At the same time, Turnbull did not specifically commit to providing military support, and the ANZUS Treaty does not require that either. The words about “how that manifests itself will obviously depend on the circumstances and the consultations with our allies” seem designed to give him some wiggle room here.
But then the “joined at the hip” language seems to push back the other way, suggesting we’d support America wholeheartedly in whatever it decides to do. So too did the timing and context of Turnbull’s statement, which was made when Trump was firing off wildly-worded threats of military action against Pyongyang, and was clearly intended to endorse and support those threats. That is certainly how it was received in Washington.
Turnbull hedging his bets?
The obvious interpretation is that Turnbull was trying to have his cake and eat it too. He hoped that by talking tough he would ingratiate himself with Trump and impress Australian voters, while slipping in a phrase or two that he could use to slide out of the apparent commitment if push came to shove.
This interpretation is supported by a fine piece of reporting from Gideon Rachman at the Financial Times last month: “Mr Turnbull has said that Australia would join a war on the Korean peninsula ‘if there is an attack on the US’. But Australian officials warn that the situation would be very different if a Korean war is initiated by a US pre-emptive strike. In that case, Australia would not fight alongside America.”

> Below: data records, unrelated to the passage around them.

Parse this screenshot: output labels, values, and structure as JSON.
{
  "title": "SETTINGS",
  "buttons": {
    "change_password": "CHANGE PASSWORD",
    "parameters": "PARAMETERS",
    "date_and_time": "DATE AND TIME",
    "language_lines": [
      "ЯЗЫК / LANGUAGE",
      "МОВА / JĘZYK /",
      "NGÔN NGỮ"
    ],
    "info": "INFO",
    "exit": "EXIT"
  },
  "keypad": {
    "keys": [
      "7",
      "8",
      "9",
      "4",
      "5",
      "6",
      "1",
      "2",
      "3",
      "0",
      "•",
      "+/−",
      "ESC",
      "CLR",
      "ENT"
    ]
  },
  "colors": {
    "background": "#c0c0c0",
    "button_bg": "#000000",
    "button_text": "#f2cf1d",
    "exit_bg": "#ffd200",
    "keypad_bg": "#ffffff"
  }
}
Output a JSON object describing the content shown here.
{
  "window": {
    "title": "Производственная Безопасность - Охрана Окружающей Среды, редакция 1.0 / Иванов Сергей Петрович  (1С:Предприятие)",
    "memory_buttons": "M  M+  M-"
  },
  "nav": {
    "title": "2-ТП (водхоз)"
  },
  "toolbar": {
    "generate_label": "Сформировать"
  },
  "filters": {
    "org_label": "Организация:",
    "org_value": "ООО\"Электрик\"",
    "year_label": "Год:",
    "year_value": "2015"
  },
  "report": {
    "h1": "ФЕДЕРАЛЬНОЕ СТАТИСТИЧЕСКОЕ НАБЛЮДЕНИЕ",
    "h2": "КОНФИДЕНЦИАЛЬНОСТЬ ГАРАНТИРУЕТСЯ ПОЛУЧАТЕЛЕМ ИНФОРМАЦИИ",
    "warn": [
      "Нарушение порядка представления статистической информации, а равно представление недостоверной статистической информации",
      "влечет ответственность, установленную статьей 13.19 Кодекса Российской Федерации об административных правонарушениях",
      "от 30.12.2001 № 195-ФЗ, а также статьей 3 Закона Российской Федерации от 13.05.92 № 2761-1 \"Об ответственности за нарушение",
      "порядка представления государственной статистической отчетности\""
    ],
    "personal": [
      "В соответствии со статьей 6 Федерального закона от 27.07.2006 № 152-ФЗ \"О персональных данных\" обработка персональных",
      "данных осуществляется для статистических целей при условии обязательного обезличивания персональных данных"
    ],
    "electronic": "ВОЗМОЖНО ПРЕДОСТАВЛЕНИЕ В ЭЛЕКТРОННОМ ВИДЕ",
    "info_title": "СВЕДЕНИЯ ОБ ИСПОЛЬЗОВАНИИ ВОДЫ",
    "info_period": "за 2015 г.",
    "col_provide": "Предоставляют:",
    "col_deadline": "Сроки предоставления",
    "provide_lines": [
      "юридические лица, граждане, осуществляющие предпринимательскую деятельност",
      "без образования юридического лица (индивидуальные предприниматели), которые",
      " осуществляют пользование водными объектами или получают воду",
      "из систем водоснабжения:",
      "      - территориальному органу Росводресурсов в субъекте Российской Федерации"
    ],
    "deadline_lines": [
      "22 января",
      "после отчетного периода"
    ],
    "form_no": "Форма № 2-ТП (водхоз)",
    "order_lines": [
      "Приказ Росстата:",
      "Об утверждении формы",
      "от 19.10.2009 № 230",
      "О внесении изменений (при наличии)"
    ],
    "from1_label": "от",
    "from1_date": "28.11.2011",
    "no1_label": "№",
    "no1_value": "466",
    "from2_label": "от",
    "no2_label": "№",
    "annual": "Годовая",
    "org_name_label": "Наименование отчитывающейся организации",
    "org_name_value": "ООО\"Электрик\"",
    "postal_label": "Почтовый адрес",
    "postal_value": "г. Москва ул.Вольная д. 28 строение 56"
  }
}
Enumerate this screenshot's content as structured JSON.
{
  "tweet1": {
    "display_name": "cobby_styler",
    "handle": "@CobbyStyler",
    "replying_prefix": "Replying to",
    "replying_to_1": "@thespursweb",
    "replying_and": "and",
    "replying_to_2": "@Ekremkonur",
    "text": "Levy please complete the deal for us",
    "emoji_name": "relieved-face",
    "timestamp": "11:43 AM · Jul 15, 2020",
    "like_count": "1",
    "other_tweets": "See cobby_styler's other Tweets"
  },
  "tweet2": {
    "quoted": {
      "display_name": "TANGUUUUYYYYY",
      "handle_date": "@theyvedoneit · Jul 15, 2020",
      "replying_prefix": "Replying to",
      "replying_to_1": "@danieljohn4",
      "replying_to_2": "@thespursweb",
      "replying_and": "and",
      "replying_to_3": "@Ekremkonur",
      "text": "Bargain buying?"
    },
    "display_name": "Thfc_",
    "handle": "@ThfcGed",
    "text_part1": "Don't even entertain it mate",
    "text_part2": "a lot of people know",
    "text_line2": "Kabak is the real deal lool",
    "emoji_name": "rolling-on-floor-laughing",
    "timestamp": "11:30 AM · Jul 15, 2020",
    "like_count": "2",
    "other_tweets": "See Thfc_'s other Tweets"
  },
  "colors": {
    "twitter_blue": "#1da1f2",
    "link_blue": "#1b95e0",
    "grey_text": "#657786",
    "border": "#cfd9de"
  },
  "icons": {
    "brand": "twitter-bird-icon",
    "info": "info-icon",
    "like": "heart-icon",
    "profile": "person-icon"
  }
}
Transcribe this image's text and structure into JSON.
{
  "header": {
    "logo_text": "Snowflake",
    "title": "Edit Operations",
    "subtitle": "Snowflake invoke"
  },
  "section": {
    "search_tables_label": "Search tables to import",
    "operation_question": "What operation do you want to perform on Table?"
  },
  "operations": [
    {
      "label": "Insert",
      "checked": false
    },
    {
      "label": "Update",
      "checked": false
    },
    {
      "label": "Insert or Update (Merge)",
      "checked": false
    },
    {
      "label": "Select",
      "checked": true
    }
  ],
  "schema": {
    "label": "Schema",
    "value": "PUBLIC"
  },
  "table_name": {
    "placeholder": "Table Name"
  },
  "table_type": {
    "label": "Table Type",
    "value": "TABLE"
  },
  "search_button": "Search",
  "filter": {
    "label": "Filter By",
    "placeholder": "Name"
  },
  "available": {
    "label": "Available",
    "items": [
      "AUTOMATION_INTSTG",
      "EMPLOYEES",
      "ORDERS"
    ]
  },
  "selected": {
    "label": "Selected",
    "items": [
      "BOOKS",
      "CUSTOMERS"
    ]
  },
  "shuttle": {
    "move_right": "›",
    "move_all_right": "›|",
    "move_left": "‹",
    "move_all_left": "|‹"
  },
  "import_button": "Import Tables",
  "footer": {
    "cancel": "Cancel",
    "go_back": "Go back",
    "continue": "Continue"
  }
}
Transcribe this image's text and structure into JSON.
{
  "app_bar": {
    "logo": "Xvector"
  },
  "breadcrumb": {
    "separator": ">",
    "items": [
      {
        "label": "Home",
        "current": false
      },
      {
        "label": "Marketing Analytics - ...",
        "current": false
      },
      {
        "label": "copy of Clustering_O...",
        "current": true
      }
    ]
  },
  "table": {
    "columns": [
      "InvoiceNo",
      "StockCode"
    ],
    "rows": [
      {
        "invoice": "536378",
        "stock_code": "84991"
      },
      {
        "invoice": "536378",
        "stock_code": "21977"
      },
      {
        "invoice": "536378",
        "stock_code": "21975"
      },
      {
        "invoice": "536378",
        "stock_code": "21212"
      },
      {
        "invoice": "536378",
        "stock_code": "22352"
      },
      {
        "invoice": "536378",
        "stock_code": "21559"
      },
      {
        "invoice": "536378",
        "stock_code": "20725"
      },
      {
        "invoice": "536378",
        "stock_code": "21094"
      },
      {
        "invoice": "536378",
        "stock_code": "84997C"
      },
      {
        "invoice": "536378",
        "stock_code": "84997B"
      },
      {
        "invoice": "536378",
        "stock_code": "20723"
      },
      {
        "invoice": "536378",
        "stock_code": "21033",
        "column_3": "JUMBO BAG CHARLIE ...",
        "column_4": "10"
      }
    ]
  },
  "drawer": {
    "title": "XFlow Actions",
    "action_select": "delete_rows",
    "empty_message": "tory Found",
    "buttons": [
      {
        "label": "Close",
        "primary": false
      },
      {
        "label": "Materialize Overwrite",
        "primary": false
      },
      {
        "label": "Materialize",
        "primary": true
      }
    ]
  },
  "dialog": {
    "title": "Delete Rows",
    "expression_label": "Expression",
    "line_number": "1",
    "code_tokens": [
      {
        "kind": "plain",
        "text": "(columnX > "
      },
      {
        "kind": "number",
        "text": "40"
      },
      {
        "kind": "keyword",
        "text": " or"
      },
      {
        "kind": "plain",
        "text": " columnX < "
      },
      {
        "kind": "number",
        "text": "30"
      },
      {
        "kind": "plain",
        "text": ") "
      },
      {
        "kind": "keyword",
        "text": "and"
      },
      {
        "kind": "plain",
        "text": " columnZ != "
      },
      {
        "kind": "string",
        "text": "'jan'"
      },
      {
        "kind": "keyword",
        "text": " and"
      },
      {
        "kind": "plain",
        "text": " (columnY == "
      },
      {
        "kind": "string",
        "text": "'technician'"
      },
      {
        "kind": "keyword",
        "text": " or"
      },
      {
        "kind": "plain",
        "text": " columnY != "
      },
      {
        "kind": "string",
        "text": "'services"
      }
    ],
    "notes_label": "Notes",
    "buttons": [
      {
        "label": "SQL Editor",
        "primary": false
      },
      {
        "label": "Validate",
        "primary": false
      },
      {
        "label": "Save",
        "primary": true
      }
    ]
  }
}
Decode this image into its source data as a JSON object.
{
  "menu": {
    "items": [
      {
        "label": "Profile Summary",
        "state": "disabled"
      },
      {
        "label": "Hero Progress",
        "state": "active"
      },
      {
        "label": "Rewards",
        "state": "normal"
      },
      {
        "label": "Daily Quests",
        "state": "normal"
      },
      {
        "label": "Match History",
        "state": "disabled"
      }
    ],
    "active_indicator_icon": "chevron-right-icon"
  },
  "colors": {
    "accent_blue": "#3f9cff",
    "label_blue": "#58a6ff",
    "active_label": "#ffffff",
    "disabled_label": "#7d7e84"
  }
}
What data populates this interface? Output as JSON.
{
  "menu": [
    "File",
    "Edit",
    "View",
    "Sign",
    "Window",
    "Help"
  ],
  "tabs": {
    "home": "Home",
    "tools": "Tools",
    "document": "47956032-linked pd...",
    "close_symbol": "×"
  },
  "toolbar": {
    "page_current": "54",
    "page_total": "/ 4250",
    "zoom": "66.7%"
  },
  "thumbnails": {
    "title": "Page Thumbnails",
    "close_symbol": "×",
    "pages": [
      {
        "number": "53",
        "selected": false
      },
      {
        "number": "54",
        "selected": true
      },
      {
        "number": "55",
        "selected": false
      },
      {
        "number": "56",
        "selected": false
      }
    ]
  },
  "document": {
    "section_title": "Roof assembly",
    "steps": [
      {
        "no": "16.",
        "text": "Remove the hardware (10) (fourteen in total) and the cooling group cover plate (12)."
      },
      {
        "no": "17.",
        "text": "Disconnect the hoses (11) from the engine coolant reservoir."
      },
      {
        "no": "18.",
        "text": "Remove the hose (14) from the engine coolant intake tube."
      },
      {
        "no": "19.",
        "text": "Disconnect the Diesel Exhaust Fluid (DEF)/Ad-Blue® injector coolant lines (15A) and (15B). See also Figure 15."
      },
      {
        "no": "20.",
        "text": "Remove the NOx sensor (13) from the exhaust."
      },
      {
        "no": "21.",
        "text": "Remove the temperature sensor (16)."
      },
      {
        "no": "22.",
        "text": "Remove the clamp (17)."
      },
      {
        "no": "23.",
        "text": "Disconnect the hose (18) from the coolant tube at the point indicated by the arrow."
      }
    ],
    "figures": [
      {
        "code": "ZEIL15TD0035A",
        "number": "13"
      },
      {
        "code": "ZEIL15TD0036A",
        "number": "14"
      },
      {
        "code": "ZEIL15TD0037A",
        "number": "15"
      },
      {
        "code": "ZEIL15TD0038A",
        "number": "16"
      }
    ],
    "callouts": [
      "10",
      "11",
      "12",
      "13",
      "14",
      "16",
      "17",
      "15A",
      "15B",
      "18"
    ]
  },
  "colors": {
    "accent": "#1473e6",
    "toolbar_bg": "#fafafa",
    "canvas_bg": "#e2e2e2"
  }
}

This raises a few interesting questions. Is the view of these officials shared by the Prime Minister? If so, is that because he thinks a pre-emptive attack would be a mistake? If so, why? Has his reasoning been unambiguously communicated to Washington, or have our allies been left to read about it in the FT?
Perhaps most important, if Australia’s government does think a pre-emptive attack would be a mistake, then would it not be wise to say so officially and publicly?
Turnbull’s statements back in August left a clear impression that Australia supported Trump unconditionally over North Korea. If that is not so, he needs to correct that impression, and explain why.
Annoying Trump worth it
That would, of course, annoy Donald Trump. But it might just help a little to sway the argument in Washington away from a step that would be disastrous for America, as well as for the rest of us.
Doing whatever we can to avoid such a disaster is more important than pleasing the President.
What’s more, Trump and his advisers would be much more annoyed if we allow them to assume Australia’s support, only to be disappointed when the shooting starts. That is the worst time to tell your allies that you are not with them.
One is reminded of Australia’s mistake in 2003, when we helped urge America into a disastrous war that did so much to destroy its position in the Middle East and to undermine its global leadership.
We are in danger of making a similar mistake again.
Last month’s Foreign Policy White Paper immodestly boasted of Australia’s diplomatic weight and its capacity to shape international events to suit our interests. Here is a chance to try to justify those boasts, if we are prepared to risk Donald Trump’s frowns, by setting out a clear Australian position on an issue of major importance to us.
How hollow the White Paper’s boasts will seem if we do not.
Hugh White is Professor of Strategic Studies at the Australian National University. This piece was first published at The Interpreter.